Given records START
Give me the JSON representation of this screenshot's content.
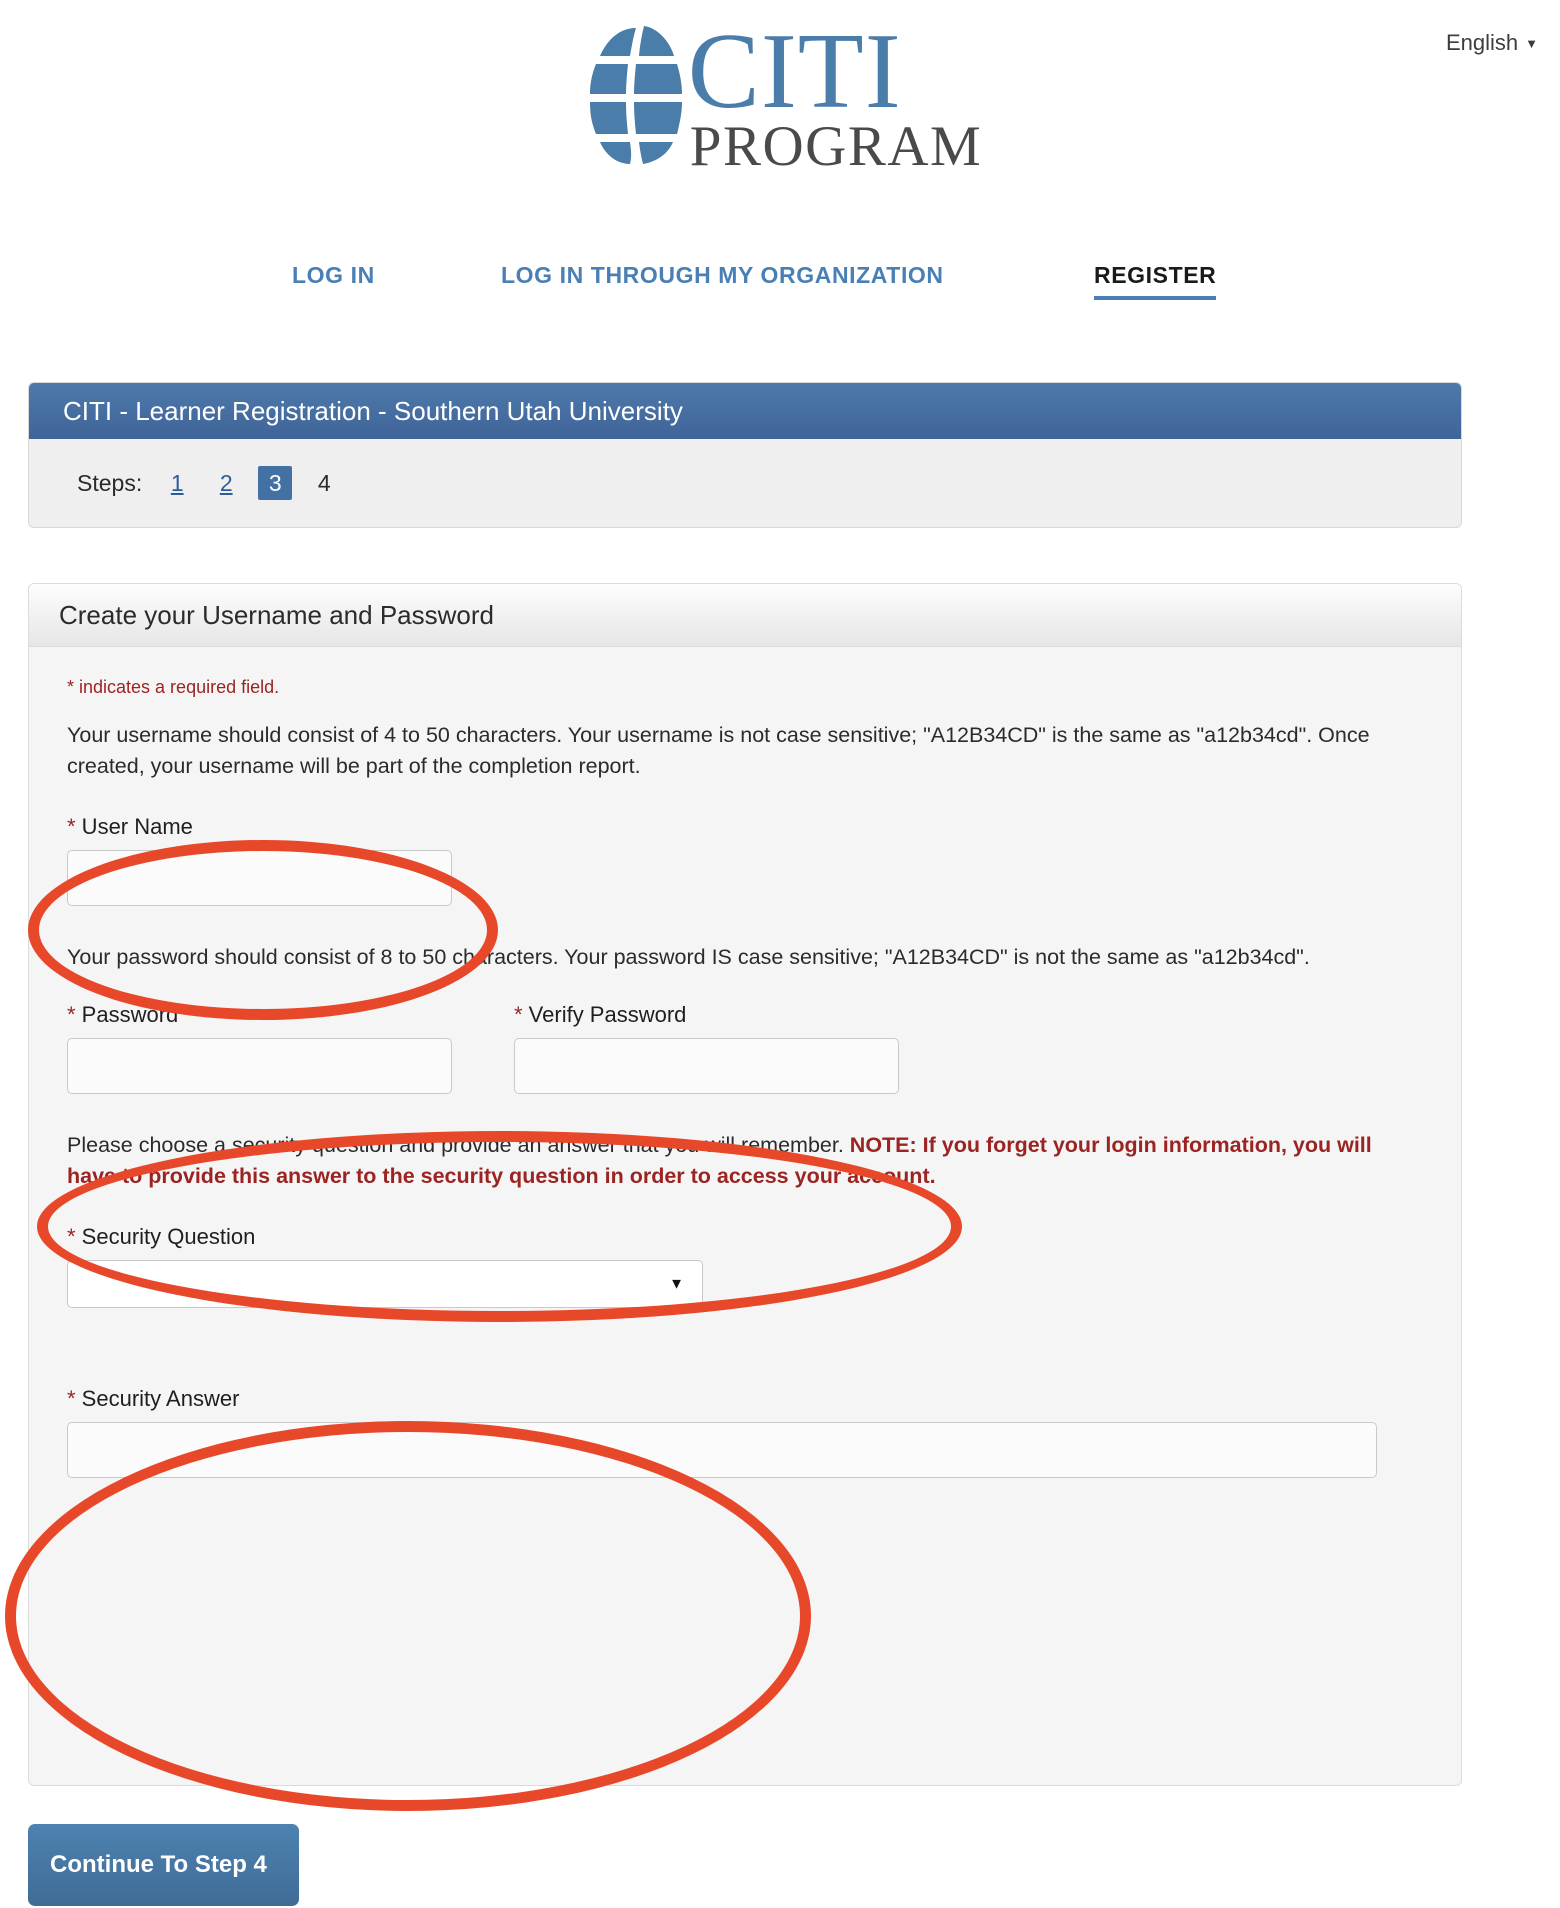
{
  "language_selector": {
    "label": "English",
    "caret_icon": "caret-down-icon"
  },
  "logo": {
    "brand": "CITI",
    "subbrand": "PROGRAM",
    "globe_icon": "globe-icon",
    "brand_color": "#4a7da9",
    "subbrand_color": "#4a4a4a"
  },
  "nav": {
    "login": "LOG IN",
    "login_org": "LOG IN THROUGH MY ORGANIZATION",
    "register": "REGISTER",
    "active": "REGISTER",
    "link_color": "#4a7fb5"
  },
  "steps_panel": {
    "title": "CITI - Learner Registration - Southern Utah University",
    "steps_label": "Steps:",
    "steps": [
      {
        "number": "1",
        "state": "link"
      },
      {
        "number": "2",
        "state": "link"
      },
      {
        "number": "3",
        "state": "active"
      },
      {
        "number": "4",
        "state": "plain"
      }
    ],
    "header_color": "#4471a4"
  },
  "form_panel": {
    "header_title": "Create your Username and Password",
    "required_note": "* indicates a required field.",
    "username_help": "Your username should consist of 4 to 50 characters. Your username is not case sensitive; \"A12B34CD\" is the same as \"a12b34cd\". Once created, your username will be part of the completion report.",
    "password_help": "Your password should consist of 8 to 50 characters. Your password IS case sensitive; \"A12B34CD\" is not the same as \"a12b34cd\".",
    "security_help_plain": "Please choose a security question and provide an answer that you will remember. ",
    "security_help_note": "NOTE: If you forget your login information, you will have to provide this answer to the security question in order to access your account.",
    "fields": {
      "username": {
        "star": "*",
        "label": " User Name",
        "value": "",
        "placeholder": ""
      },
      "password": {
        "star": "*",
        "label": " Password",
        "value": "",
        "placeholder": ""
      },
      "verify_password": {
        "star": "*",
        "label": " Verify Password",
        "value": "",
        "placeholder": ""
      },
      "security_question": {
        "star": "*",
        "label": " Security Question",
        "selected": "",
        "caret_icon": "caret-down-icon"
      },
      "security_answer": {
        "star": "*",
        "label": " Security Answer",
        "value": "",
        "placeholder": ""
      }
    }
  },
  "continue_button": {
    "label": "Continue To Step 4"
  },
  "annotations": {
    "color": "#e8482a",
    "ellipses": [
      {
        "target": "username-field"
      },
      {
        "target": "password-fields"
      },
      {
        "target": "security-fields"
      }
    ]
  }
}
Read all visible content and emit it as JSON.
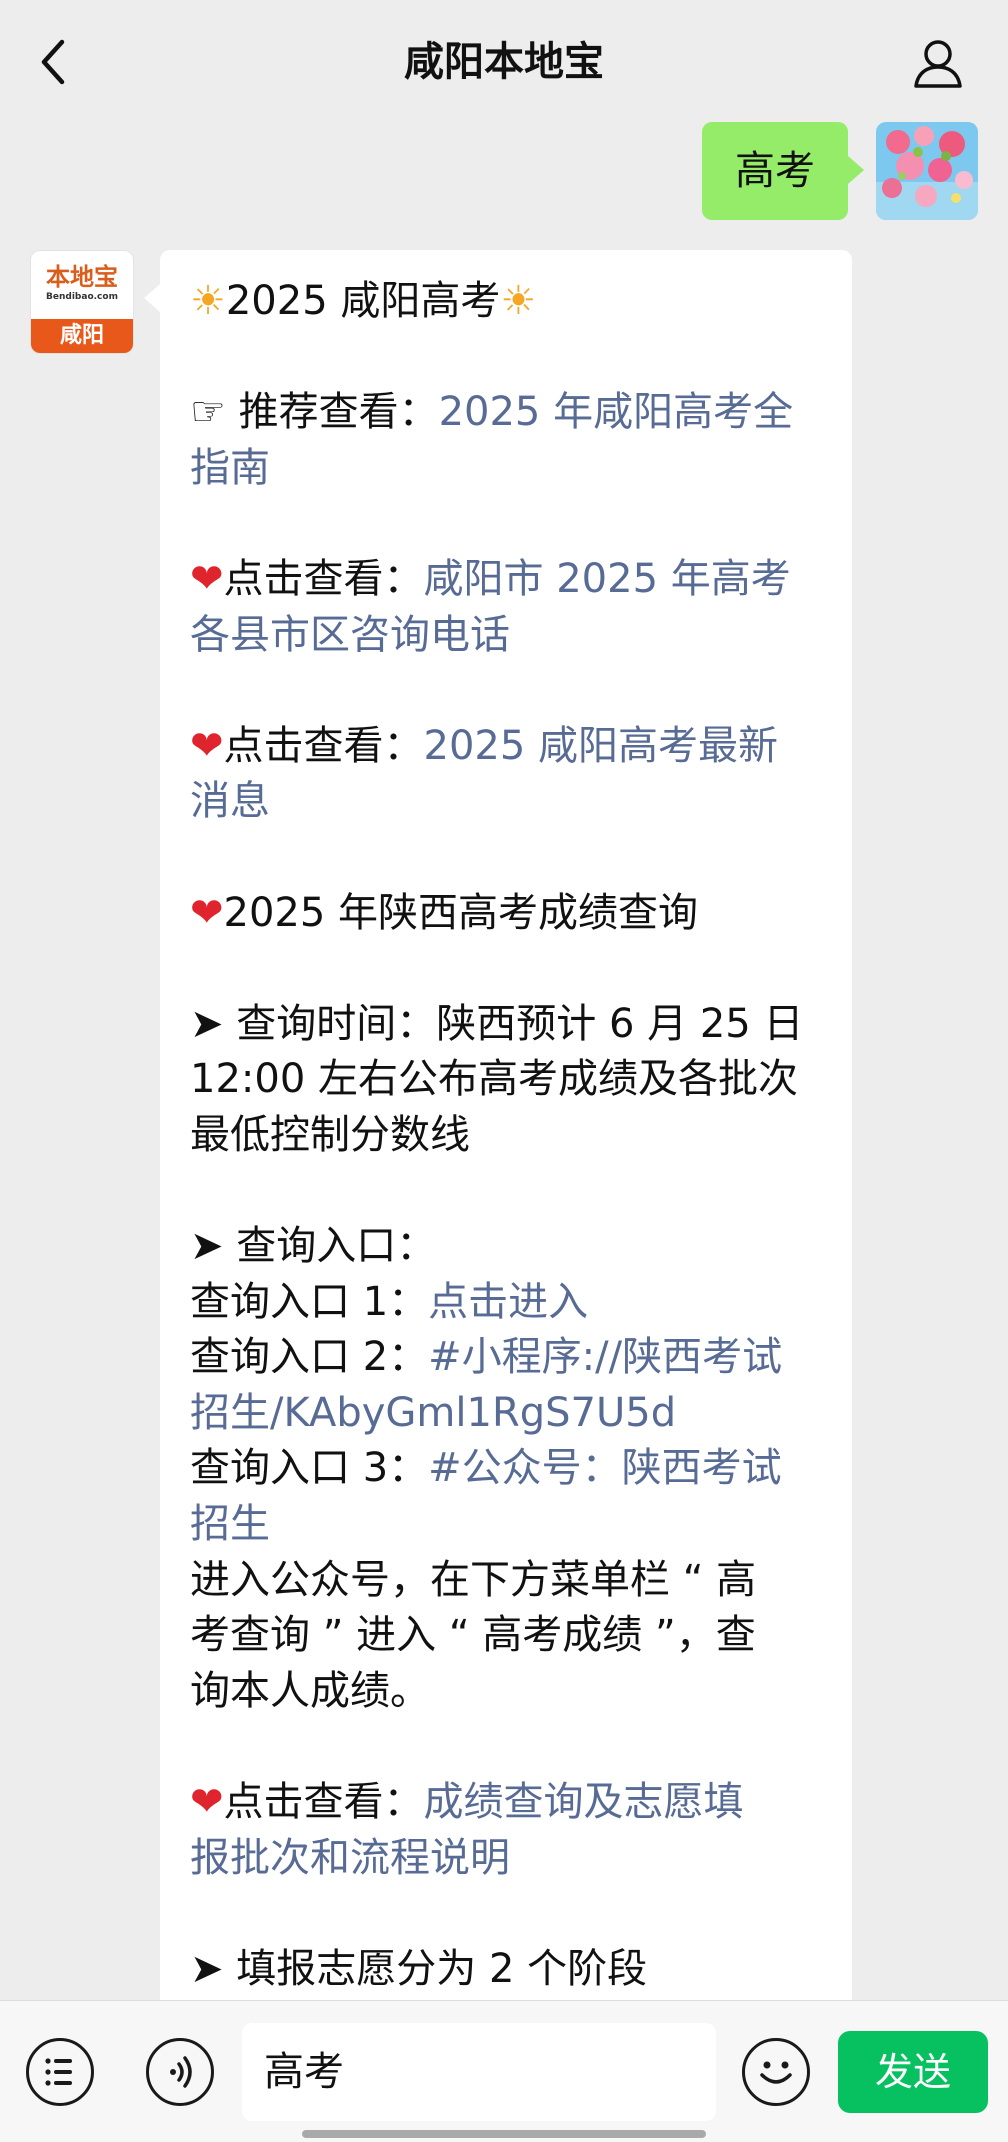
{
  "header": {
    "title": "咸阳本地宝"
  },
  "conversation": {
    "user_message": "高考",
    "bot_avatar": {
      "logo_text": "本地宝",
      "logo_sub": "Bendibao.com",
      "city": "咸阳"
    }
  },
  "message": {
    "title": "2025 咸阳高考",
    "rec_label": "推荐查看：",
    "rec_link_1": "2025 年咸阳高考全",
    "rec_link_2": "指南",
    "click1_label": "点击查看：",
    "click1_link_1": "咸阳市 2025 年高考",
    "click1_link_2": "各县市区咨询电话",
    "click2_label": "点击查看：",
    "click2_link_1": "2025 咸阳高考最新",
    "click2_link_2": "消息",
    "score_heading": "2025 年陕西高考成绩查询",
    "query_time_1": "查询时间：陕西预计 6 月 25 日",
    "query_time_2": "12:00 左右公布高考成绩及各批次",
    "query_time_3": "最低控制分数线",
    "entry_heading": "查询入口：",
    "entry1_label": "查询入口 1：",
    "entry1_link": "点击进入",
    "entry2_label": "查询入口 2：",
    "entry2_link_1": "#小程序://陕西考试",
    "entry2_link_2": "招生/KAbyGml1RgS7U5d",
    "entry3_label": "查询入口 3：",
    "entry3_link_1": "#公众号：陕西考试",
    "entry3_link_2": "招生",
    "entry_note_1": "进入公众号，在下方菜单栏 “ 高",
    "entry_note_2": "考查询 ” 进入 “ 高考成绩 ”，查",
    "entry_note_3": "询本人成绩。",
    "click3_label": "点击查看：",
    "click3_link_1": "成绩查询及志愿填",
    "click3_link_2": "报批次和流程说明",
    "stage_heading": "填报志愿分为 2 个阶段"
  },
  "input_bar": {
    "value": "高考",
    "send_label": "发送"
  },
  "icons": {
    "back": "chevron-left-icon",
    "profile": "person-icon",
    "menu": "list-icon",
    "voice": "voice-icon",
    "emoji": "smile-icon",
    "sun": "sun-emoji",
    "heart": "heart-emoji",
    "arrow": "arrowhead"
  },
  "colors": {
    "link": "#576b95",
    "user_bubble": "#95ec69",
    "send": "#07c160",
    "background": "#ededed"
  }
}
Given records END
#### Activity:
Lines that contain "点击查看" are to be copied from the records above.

#### Expected answer:
    "click1_label": "点击查看：",
    "click2_label": "点击查看：",
    "click3_label": "点击查看：",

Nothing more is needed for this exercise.